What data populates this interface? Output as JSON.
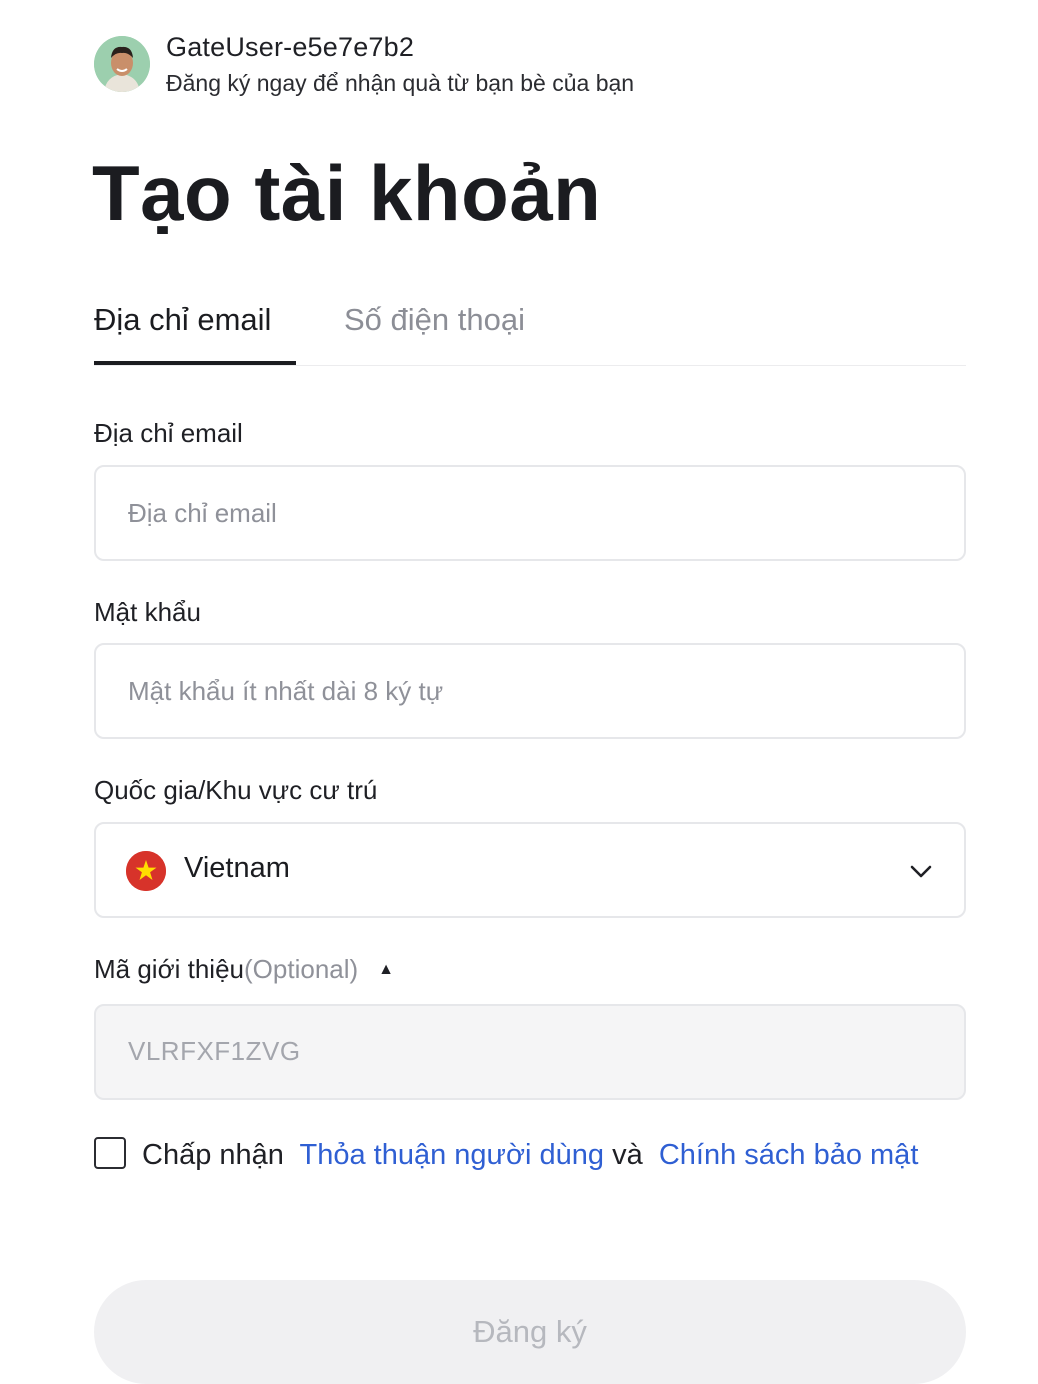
{
  "inviter": {
    "name": "GateUser-e5e7e7b2",
    "subtitle": "Đăng ký ngay để nhận quà từ bạn bè của bạn"
  },
  "title": "Tạo tài khoản",
  "tabs": [
    {
      "label": "Địa chỉ email",
      "active": true
    },
    {
      "label": "Số điện thoại",
      "active": false
    }
  ],
  "email": {
    "label": "Địa chỉ email",
    "placeholder": "Địa chỉ email",
    "value": ""
  },
  "password": {
    "label": "Mật khẩu",
    "placeholder": "Mật khẩu ít nhất dài 8 ký tự",
    "value": ""
  },
  "country": {
    "label": "Quốc gia/Khu vực cư trú",
    "selected": "Vietnam",
    "flag_icon": "vietnam-flag-icon"
  },
  "referral": {
    "label": "Mã giới thiệu",
    "optional": "(Optional)",
    "value": "VLRFXF1ZVG",
    "expanded": true
  },
  "agreement": {
    "checked": false,
    "prefix": "Chấp nhận",
    "terms_link": "Thỏa thuận người dùng",
    "conjunction": "và",
    "privacy_link": "Chính sách bảo mật"
  },
  "submit_label": "Đăng ký",
  "colors": {
    "link": "#2f5fd3",
    "text": "#1f2025",
    "muted": "#8f9199",
    "flag_red": "#d7332a",
    "flag_star": "#ffde00"
  }
}
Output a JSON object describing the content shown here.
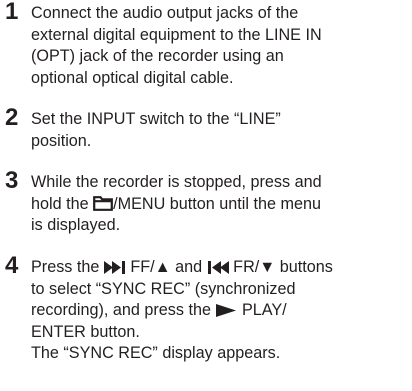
{
  "steps": [
    {
      "number": "1",
      "lines": [
        "Connect the audio output jacks of the",
        "external digital equipment to the LINE IN",
        "(OPT) jack of the recorder using an",
        "optional optical digital cable."
      ]
    },
    {
      "number": "2",
      "lines": [
        "Set the INPUT switch to the “LINE”",
        "position."
      ]
    },
    {
      "number": "3",
      "line1": "While the recorder is stopped, press and",
      "line2_pre": "hold the ",
      "line2_post": "/MENU button until the menu",
      "line3": "is displayed."
    },
    {
      "number": "4",
      "line1_pre": "Press the ",
      "line1_mid": " FF/▲ and ",
      "line1_post": " FR/▼ buttons",
      "line2": "to select “SYNC REC” (synchronized",
      "line3_pre": "recording), and press the ",
      "line3_post": " PLAY/",
      "line4": "ENTER button.",
      "line5": "The “SYNC REC” display appears."
    }
  ],
  "icons": {
    "folder": "folder-icon",
    "skip_forward": "skip-forward-icon",
    "skip_back": "skip-back-icon",
    "play": "play-icon"
  }
}
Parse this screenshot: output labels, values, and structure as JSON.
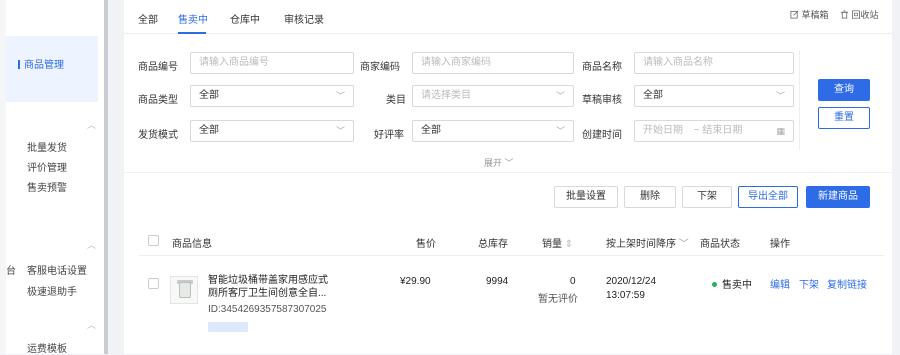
{
  "sidebar": {
    "active_item": "商品管理",
    "group2": [
      "批量发货",
      "评价管理",
      "售卖预警"
    ],
    "group3_cut": "台",
    "group3": [
      "客服电话设置",
      "极速退助手"
    ],
    "group4": [
      "运费模板"
    ]
  },
  "tabs": [
    "全部",
    "售卖中",
    "仓库中",
    "审核记录"
  ],
  "toolbar": {
    "drafts": "草稿箱",
    "recycle": "回收站"
  },
  "filters": {
    "product_code": {
      "label": "商品编号",
      "placeholder": "请输入商品编号"
    },
    "merchant_code": {
      "label": "商家编码",
      "placeholder": "请输入商家编码"
    },
    "product_name": {
      "label": "商品名称",
      "placeholder": "请输入商品名称"
    },
    "product_type": {
      "label": "商品类型",
      "value": "全部"
    },
    "category": {
      "label": "类目",
      "placeholder": "请选择类目"
    },
    "draft_review": {
      "label": "草稿审核",
      "value": "全部"
    },
    "ship_mode": {
      "label": "发货模式",
      "value": "全部"
    },
    "rating": {
      "label": "好评率",
      "value": "全部"
    },
    "created": {
      "label": "创建时间",
      "start": "开始日期",
      "sep": "~",
      "end": "结束日期"
    }
  },
  "buttons": {
    "query": "查询",
    "reset": "重置",
    "expand": "展开",
    "batch": "批量设置",
    "delete": "删除",
    "offshelf": "下架",
    "export_all": "导出全部",
    "new_product": "新建商品"
  },
  "table": {
    "headers": {
      "info": "商品信息",
      "price": "售价",
      "stock": "总库存",
      "sales": "销量",
      "time": "按上架时间降序",
      "status": "商品状态",
      "ops": "操作"
    },
    "rows": [
      {
        "name": "智能垃圾桶带盖家用感应式厕所客厅卫生间创意全自...",
        "name_line1": "智能垃圾桶带盖家用感应式",
        "name_line2": "厕所客厅卫生间创意全自...",
        "id": "ID:3454269357587307025",
        "price": "¥29.90",
        "stock": "9994",
        "sales": "0",
        "rating_note": "暂无评价",
        "date": "2020/12/24",
        "time": "13:07:59",
        "status": "售卖中",
        "ops": [
          "编辑",
          "下架",
          "复制链接"
        ]
      }
    ]
  },
  "colors": {
    "primary": "#2e6be6",
    "success": "#22b35e"
  }
}
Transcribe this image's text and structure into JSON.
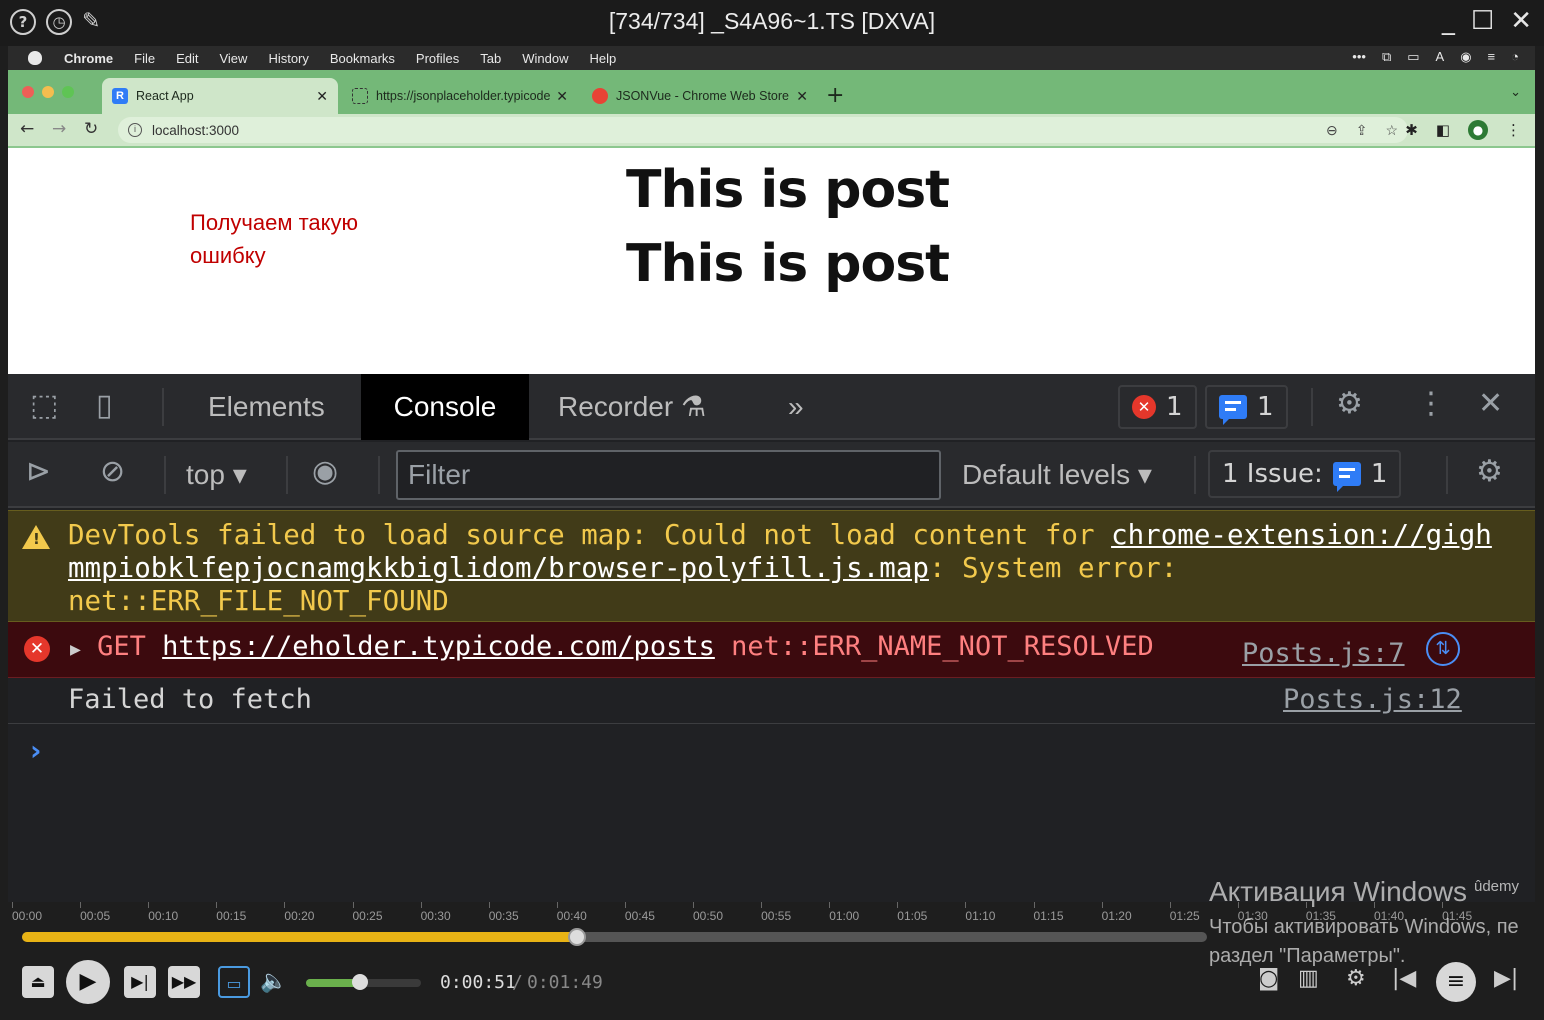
{
  "player": {
    "title": "[734/734] _S4A96~1.TS [DXVA]",
    "left_icons": [
      "help-icon",
      "history-icon",
      "pin-icon"
    ],
    "window_controls": [
      "minimize-icon",
      "maximize-icon",
      "close-icon"
    ],
    "timeline_ticks": [
      "00:00",
      "00:05",
      "00:10",
      "00:15",
      "00:20",
      "00:25",
      "00:30",
      "00:35",
      "00:40",
      "00:45",
      "00:50",
      "00:55",
      "01:00",
      "01:05",
      "01:10",
      "01:15",
      "01:20",
      "01:25",
      "01:30",
      "01:35",
      "01:40",
      "01:45"
    ],
    "progress": 0.468,
    "volume": 0.47,
    "current_time": "0:00:51",
    "time_separator": "/",
    "total_time": "0:01:49",
    "accent_color": "#e8b315"
  },
  "mac_menu": {
    "items": [
      "Chrome",
      "File",
      "Edit",
      "View",
      "History",
      "Bookmarks",
      "Profiles",
      "Tab",
      "Window",
      "Help"
    ]
  },
  "browser": {
    "tabs": [
      {
        "label": "React App",
        "favicon": "R",
        "active": true
      },
      {
        "label": "https://jsonplaceholder.typicode",
        "favicon": "",
        "active": false
      },
      {
        "label": "JSONVue - Chrome Web Store",
        "favicon": "",
        "active": false
      }
    ],
    "url": "localhost:3000"
  },
  "page": {
    "posts": [
      "This is post",
      "This is post"
    ],
    "annotation": "Получаем такую ошибку"
  },
  "devtools": {
    "tabs": [
      "Elements",
      "Console",
      "Recorder"
    ],
    "active_tab": "Console",
    "more_tabs": "»",
    "error_count": "1",
    "message_count": "1",
    "context": "top",
    "filter_placeholder": "Filter",
    "levels": "Default levels",
    "issues_label": "1 Issue:",
    "issues_count": "1",
    "warning": {
      "prefix": "DevTools failed to load source map: Could not load content for ",
      "link": "chrome-extension://gighmmpiobklfepjocnamgkkbiglidom/browser-polyfill.js.map",
      "suffix": ": System error: net::ERR_FILE_NOT_FOUND"
    },
    "error": {
      "method": "GET",
      "url": "https://eholder.typicode.com/posts",
      "code": "net::ERR_NAME_NOT_RESOLVED",
      "source": "Posts.js:7"
    },
    "log": {
      "text": "Failed to fetch",
      "source": "Posts.js:12"
    },
    "prompt": "›"
  },
  "watermark": {
    "line1": "Активация Windows",
    "line2": "Чтобы активировать Windows, пе",
    "line3": "раздел \"Параметры\".",
    "brand": "ûdemy"
  }
}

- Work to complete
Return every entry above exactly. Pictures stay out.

- Completed task
What data populates this interface? Output as JSON.
{
  "inviter": {
    "name": "GateUser-e5e7e7b2",
    "subtitle": "Đăng ký ngay để nhận quà từ bạn bè của bạn"
  },
  "title": "Tạo tài khoản",
  "tabs": [
    {
      "label": "Địa chỉ email",
      "active": true
    },
    {
      "label": "Số điện thoại",
      "active": false
    }
  ],
  "email": {
    "label": "Địa chỉ email",
    "placeholder": "Địa chỉ email",
    "value": ""
  },
  "password": {
    "label": "Mật khẩu",
    "placeholder": "Mật khẩu ít nhất dài 8 ký tự",
    "value": ""
  },
  "country": {
    "label": "Quốc gia/Khu vực cư trú",
    "selected": "Vietnam",
    "flag_icon": "vietnam-flag-icon"
  },
  "referral": {
    "label": "Mã giới thiệu",
    "optional": "(Optional)",
    "value": "VLRFXF1ZVG",
    "expanded": true
  },
  "agreement": {
    "checked": false,
    "prefix": "Chấp nhận",
    "terms_link": "Thỏa thuận người dùng",
    "conjunction": "và",
    "privacy_link": "Chính sách bảo mật"
  },
  "submit_label": "Đăng ký",
  "colors": {
    "link": "#2f5fd3",
    "text": "#1f2025",
    "muted": "#8f9199",
    "flag_red": "#d7332a",
    "flag_star": "#ffde00"
  }
}
Output a JSON object describing the content shown here.
{
  "steps": [
    {
      "number": "1",
      "lines": [
        "Connect the audio output jacks of the",
        "external digital equipment to the LINE IN",
        "(OPT) jack of the recorder using an",
        "optional optical digital cable."
      ]
    },
    {
      "number": "2",
      "lines": [
        "Set the INPUT switch to the “LINE”",
        "position."
      ]
    },
    {
      "number": "3",
      "line1": "While the recorder is stopped, press and",
      "line2_pre": "hold the ",
      "line2_post": "/MENU button until the menu",
      "line3": "is displayed."
    },
    {
      "number": "4",
      "line1_pre": "Press the ",
      "line1_mid": " FF/▲ and ",
      "line1_post": " FR/▼ buttons",
      "line2": "to select “SYNC REC” (synchronized",
      "line3_pre": "recording), and press the ",
      "line3_post": " PLAY/",
      "line4": "ENTER button.",
      "line5": "The “SYNC REC” display appears."
    }
  ],
  "icons": {
    "folder": "folder-icon",
    "skip_forward": "skip-forward-icon",
    "skip_back": "skip-back-icon",
    "play": "play-icon"
  }
}
Parse this screenshot: output labels, values, and structure as JSON.
{
  "sidebar": {
    "active_item": "商品管理",
    "group2": [
      "批量发货",
      "评价管理",
      "售卖预警"
    ],
    "group3_cut": "台",
    "group3": [
      "客服电话设置",
      "极速退助手"
    ],
    "group4": [
      "运费模板"
    ]
  },
  "tabs": [
    "全部",
    "售卖中",
    "仓库中",
    "审核记录"
  ],
  "toolbar": {
    "drafts": "草稿箱",
    "recycle": "回收站"
  },
  "filters": {
    "product_code": {
      "label": "商品编号",
      "placeholder": "请输入商品编号"
    },
    "merchant_code": {
      "label": "商家编码",
      "placeholder": "请输入商家编码"
    },
    "product_name": {
      "label": "商品名称",
      "placeholder": "请输入商品名称"
    },
    "product_type": {
      "label": "商品类型",
      "value": "全部"
    },
    "category": {
      "label": "类目",
      "placeholder": "请选择类目"
    },
    "draft_review": {
      "label": "草稿审核",
      "value": "全部"
    },
    "ship_mode": {
      "label": "发货模式",
      "value": "全部"
    },
    "rating": {
      "label": "好评率",
      "value": "全部"
    },
    "created": {
      "label": "创建时间",
      "start": "开始日期",
      "sep": "~",
      "end": "结束日期"
    }
  },
  "buttons": {
    "query": "查询",
    "reset": "重置",
    "expand": "展开",
    "batch": "批量设置",
    "delete": "删除",
    "offshelf": "下架",
    "export_all": "导出全部",
    "new_product": "新建商品"
  },
  "table": {
    "headers": {
      "info": "商品信息",
      "price": "售价",
      "stock": "总库存",
      "sales": "销量",
      "time": "按上架时间降序",
      "status": "商品状态",
      "ops": "操作"
    },
    "rows": [
      {
        "name": "智能垃圾桶带盖家用感应式厕所客厅卫生间创意全自...",
        "name_line1": "智能垃圾桶带盖家用感应式",
        "name_line2": "厕所客厅卫生间创意全自...",
        "id": "ID:3454269357587307025",
        "price": "¥29.90",
        "stock": "9994",
        "sales": "0",
        "rating_note": "暂无评价",
        "date": "2020/12/24",
        "time": "13:07:59",
        "status": "售卖中",
        "ops": [
          "编辑",
          "下架",
          "复制链接"
        ]
      }
    ]
  },
  "colors": {
    "primary": "#2e6be6",
    "success": "#22b35e"
  }
}
Transcribe this image's text and structure into JSON.
{
  "player": {
    "title": "[734/734] _S4A96~1.TS [DXVA]",
    "left_icons": [
      "help-icon",
      "history-icon",
      "pin-icon"
    ],
    "window_controls": [
      "minimize-icon",
      "maximize-icon",
      "close-icon"
    ],
    "timeline_ticks": [
      "00:00",
      "00:05",
      "00:10",
      "00:15",
      "00:20",
      "00:25",
      "00:30",
      "00:35",
      "00:40",
      "00:45",
      "00:50",
      "00:55",
      "01:00",
      "01:05",
      "01:10",
      "01:15",
      "01:20",
      "01:25",
      "01:30",
      "01:35",
      "01:40",
      "01:45"
    ],
    "progress": 0.468,
    "volume": 0.47,
    "current_time": "0:00:51",
    "time_separator": "/",
    "total_time": "0:01:49",
    "accent_color": "#e8b315"
  },
  "mac_menu": {
    "items": [
      "Chrome",
      "File",
      "Edit",
      "View",
      "History",
      "Bookmarks",
      "Profiles",
      "Tab",
      "Window",
      "Help"
    ]
  },
  "browser": {
    "tabs": [
      {
        "label": "React App",
        "favicon": "R",
        "active": true
      },
      {
        "label": "https://jsonplaceholder.typicode",
        "favicon": "",
        "active": false
      },
      {
        "label": "JSONVue - Chrome Web Store",
        "favicon": "",
        "active": false
      }
    ],
    "url": "localhost:3000"
  },
  "page": {
    "posts": [
      "This is post",
      "This is post"
    ],
    "annotation": "Получаем такую ошибку"
  },
  "devtools": {
    "tabs": [
      "Elements",
      "Console",
      "Recorder"
    ],
    "active_tab": "Console",
    "more_tabs": "»",
    "error_count": "1",
    "message_count": "1",
    "context": "top",
    "filter_placeholder": "Filter",
    "levels": "Default levels",
    "issues_label": "1 Issue:",
    "issues_count": "1",
    "warning": {
      "prefix": "DevTools failed to load source map: Could not load content for ",
      "link": "chrome-extension://gighmmpiobklfepjocnamgkkbiglidom/browser-polyfill.js.map",
      "suffix": ": System error: net::ERR_FILE_NOT_FOUND"
    },
    "error": {
      "method": "GET",
      "url": "https://eholder.typicode.com/posts",
      "code": "net::ERR_NAME_NOT_RESOLVED",
      "source": "Posts.js:7"
    },
    "log": {
      "text": "Failed to fetch",
      "source": "Posts.js:12"
    },
    "prompt": "›"
  },
  "watermark": {
    "line1": "Активация Windows",
    "line2": "Чтобы активировать Windows, пе",
    "line3": "раздел \"Параметры\".",
    "brand": "ûdemy"
  }
}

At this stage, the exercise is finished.